◆ INPUT MATERIAL ◆
────────

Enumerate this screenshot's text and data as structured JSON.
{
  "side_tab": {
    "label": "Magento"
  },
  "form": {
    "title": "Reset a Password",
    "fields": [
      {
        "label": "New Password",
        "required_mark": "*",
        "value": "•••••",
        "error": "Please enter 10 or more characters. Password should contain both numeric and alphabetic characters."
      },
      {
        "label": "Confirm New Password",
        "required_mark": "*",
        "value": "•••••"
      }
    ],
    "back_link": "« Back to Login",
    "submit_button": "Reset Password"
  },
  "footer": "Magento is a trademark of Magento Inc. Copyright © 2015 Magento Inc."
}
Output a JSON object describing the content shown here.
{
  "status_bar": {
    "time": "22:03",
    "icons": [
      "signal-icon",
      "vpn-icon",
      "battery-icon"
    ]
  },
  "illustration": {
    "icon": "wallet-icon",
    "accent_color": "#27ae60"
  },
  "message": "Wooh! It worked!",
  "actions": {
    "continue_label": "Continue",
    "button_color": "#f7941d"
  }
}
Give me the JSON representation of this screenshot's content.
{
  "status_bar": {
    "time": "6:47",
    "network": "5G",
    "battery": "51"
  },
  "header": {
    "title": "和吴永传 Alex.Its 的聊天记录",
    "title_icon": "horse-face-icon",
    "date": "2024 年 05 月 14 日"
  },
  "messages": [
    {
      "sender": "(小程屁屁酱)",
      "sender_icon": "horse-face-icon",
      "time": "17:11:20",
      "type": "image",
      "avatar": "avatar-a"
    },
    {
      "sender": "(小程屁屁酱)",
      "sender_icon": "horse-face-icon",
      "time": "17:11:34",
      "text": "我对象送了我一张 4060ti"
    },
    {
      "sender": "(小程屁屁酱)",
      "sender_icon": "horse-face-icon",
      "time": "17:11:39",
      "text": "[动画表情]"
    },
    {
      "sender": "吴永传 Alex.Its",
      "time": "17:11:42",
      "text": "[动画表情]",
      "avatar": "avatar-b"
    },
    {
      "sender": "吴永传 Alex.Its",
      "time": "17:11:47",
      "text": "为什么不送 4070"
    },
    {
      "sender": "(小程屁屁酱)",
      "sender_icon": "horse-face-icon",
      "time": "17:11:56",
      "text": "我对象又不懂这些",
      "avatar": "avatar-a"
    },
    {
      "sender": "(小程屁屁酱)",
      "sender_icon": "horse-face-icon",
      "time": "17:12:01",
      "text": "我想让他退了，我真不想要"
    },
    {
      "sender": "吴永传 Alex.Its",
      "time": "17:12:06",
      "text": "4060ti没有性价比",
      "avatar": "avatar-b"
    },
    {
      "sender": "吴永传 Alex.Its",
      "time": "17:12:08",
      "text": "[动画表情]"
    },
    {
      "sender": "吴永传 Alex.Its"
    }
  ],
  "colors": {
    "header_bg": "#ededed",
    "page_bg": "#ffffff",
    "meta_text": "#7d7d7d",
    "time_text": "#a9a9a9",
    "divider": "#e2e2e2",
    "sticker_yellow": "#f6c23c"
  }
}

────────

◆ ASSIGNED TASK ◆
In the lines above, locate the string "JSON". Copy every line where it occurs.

◆ EXPECTED ANSWER ◆
Enumerate this screenshot's text and data as structured JSON.
Output a JSON object describing the content shown here.
Give me the JSON representation of this screenshot's content.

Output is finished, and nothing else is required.